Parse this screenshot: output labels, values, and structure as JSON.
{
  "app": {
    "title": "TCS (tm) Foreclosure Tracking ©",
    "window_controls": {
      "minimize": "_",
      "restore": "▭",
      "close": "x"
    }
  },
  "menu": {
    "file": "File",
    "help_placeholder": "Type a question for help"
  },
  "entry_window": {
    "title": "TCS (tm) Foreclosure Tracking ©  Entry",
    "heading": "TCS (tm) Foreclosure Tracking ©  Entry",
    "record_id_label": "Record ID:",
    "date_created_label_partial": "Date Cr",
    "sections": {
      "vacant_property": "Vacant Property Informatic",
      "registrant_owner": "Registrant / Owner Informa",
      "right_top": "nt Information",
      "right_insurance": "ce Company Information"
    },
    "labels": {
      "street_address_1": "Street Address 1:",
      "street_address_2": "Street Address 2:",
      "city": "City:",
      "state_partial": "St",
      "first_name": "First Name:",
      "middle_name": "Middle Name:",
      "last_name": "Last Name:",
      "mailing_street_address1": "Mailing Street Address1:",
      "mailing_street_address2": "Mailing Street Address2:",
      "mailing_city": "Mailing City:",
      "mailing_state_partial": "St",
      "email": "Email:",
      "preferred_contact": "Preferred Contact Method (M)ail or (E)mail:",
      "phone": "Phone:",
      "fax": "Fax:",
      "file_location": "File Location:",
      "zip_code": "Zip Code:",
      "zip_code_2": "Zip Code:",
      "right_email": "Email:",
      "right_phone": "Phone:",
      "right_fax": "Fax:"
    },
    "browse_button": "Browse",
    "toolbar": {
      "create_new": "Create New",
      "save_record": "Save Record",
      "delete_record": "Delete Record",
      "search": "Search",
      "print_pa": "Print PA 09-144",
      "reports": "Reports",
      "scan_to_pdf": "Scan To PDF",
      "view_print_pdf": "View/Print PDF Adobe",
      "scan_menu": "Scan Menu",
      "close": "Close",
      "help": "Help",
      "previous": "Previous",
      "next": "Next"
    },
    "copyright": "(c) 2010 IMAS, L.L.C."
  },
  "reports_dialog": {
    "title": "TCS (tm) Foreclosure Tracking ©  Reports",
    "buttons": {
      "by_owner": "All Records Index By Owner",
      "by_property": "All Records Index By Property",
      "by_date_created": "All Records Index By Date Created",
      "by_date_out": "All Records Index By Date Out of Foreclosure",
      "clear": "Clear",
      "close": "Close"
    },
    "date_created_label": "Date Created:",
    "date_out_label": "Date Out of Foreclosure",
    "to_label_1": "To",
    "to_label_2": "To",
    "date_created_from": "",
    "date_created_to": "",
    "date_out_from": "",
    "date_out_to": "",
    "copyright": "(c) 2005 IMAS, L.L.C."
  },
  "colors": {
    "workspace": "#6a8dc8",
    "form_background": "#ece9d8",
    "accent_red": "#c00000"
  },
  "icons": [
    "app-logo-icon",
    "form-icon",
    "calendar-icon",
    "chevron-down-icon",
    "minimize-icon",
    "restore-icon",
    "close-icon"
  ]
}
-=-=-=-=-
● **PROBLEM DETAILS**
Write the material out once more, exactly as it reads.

● **REPLY TO THE TASK**
Parse this screenshot: output labels, values, and structure as JSON.
{
  "app": {
    "title": "TCS (tm) Foreclosure Tracking ©",
    "window_controls": {
      "minimize": "_",
      "restore": "▭",
      "close": "x"
    }
  },
  "menu": {
    "file": "File",
    "help_placeholder": "Type a question for help"
  },
  "entry_window": {
    "title": "TCS (tm) Foreclosure Tracking ©  Entry",
    "heading": "TCS (tm) Foreclosure Tracking ©  Entry",
    "record_id_label": "Record ID:",
    "date_created_label_partial": "Date Cr",
    "sections": {
      "vacant_property": "Vacant Property Informatic",
      "registrant_owner": "Registrant / Owner Informa",
      "right_top": "nt Information",
      "right_insurance": "ce Company Information"
    },
    "labels": {
      "street_address_1": "Street Address 1:",
      "street_address_2": "Street Address 2:",
      "city": "City:",
      "state_partial": "St",
      "first_name": "First Name:",
      "middle_name": "Middle Name:",
      "last_name": "Last Name:",
      "mailing_street_address1": "Mailing Street Address1:",
      "mailing_street_address2": "Mailing Street Address2:",
      "mailing_city": "Mailing City:",
      "mailing_state_partial": "St",
      "email": "Email:",
      "preferred_contact": "Preferred Contact Method (M)ail or (E)mail:",
      "phone": "Phone:",
      "fax": "Fax:",
      "file_location": "File Location:",
      "zip_code": "Zip Code:",
      "zip_code_2": "Zip Code:",
      "right_email": "Email:",
      "right_phone": "Phone:",
      "right_fax": "Fax:"
    },
    "browse_button": "Browse",
    "toolbar": {
      "create_new": "Create New",
      "save_record": "Save Record",
      "delete_record": "Delete Record",
      "search": "Search",
      "print_pa": "Print PA 09-144",
      "reports": "Reports",
      "scan_to_pdf": "Scan To PDF",
      "view_print_pdf": "View/Print PDF Adobe",
      "scan_menu": "Scan Menu",
      "close": "Close",
      "help": "Help",
      "previous": "Previous",
      "next": "Next"
    },
    "copyright": "(c) 2010 IMAS, L.L.C."
  },
  "reports_dialog": {
    "title": "TCS (tm) Foreclosure Tracking ©  Reports",
    "buttons": {
      "by_owner": "All Records Index By Owner",
      "by_property": "All Records Index By Property",
      "by_date_created": "All Records Index By Date Created",
      "by_date_out": "All Records Index By Date Out of Foreclosure",
      "clear": "Clear",
      "close": "Close"
    },
    "date_created_label": "Date Created:",
    "date_out_label": "Date Out of Foreclosure",
    "to_label_1": "To",
    "to_label_2": "To",
    "date_created_from": "",
    "date_created_to": "",
    "date_out_from": "",
    "date_out_to": "",
    "copyright": "(c) 2005 IMAS, L.L.C."
  },
  "colors": {
    "workspace": "#6a8dc8",
    "form_background": "#ece9d8",
    "accent_red": "#c00000"
  },
  "icons": [
    "app-logo-icon",
    "form-icon",
    "calendar-icon",
    "chevron-down-icon",
    "minimize-icon",
    "restore-icon",
    "close-icon"
  ]
}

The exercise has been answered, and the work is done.